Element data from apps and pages
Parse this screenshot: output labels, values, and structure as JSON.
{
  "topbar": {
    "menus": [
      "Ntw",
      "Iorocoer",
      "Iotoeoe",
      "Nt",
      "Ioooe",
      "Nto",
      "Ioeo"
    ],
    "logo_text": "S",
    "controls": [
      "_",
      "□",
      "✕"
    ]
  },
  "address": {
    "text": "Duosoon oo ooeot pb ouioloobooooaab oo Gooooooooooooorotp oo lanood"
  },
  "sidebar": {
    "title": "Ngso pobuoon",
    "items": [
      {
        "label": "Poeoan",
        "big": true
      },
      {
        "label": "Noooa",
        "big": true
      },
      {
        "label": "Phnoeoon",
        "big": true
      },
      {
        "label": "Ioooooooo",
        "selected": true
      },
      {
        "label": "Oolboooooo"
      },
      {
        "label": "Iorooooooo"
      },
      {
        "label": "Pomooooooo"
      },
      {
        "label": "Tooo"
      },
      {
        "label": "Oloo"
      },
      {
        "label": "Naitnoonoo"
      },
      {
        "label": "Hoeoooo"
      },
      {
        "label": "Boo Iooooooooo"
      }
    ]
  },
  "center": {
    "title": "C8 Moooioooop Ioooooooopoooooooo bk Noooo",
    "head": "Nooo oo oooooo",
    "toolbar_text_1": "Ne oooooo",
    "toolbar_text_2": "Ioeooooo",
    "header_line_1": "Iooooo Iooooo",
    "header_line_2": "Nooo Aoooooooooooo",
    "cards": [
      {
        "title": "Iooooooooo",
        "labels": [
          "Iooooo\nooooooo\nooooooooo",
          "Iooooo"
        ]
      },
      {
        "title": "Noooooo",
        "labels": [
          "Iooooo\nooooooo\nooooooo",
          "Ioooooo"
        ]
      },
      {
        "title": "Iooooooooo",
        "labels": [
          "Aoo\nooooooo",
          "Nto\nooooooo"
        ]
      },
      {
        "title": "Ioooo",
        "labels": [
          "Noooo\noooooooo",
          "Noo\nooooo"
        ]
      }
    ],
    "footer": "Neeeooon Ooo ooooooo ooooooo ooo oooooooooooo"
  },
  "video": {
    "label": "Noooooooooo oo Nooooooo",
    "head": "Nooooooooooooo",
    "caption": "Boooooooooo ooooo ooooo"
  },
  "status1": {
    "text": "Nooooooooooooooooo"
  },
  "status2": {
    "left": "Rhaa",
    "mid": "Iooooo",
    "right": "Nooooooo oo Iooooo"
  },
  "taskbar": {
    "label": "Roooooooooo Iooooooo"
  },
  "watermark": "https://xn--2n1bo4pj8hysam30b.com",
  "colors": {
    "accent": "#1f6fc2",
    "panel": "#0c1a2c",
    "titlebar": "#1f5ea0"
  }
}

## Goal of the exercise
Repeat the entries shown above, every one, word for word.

## Reply
Parse this screenshot: output labels, values, and structure as JSON.
{
  "topbar": {
    "menus": [
      "Ntw",
      "Iorocoer",
      "Iotoeoe",
      "Nt",
      "Ioooe",
      "Nto",
      "Ioeo"
    ],
    "logo_text": "S",
    "controls": [
      "_",
      "□",
      "✕"
    ]
  },
  "address": {
    "text": "Duosoon oo ooeot pb ouioloobooooaab oo Gooooooooooooorotp oo lanood"
  },
  "sidebar": {
    "title": "Ngso pobuoon",
    "items": [
      {
        "label": "Poeoan",
        "big": true
      },
      {
        "label": "Noooa",
        "big": true
      },
      {
        "label": "Phnoeoon",
        "big": true
      },
      {
        "label": "Ioooooooo",
        "selected": true
      },
      {
        "label": "Oolboooooo"
      },
      {
        "label": "Iorooooooo"
      },
      {
        "label": "Pomooooooo"
      },
      {
        "label": "Tooo"
      },
      {
        "label": "Oloo"
      },
      {
        "label": "Naitnoonoo"
      },
      {
        "label": "Hoeoooo"
      },
      {
        "label": "Boo Iooooooooo"
      }
    ]
  },
  "center": {
    "title": "C8 Moooioooop Ioooooooopoooooooo bk Noooo",
    "head": "Nooo oo oooooo",
    "toolbar_text_1": "Ne oooooo",
    "toolbar_text_2": "Ioeooooo",
    "header_line_1": "Iooooo Iooooo",
    "header_line_2": "Nooo Aoooooooooooo",
    "cards": [
      {
        "title": "Iooooooooo",
        "labels": [
          "Iooooo\nooooooo\nooooooooo",
          "Iooooo"
        ]
      },
      {
        "title": "Noooooo",
        "labels": [
          "Iooooo\nooooooo\nooooooo",
          "Ioooooo"
        ]
      },
      {
        "title": "Iooooooooo",
        "labels": [
          "Aoo\nooooooo",
          "Nto\nooooooo"
        ]
      },
      {
        "title": "Ioooo",
        "labels": [
          "Noooo\noooooooo",
          "Noo\nooooo"
        ]
      }
    ],
    "footer": "Neeeooon Ooo ooooooo ooooooo ooo oooooooooooo"
  },
  "video": {
    "label": "Noooooooooo oo Nooooooo",
    "head": "Nooooooooooooo",
    "caption": "Boooooooooo ooooo ooooo"
  },
  "status1": {
    "text": "Nooooooooooooooooo"
  },
  "status2": {
    "left": "Rhaa",
    "mid": "Iooooo",
    "right": "Nooooooo oo Iooooo"
  },
  "taskbar": {
    "label": "Roooooooooo Iooooooo"
  },
  "watermark": "https://xn--2n1bo4pj8hysam30b.com",
  "colors": {
    "accent": "#1f6fc2",
    "panel": "#0c1a2c",
    "titlebar": "#1f5ea0"
  }
}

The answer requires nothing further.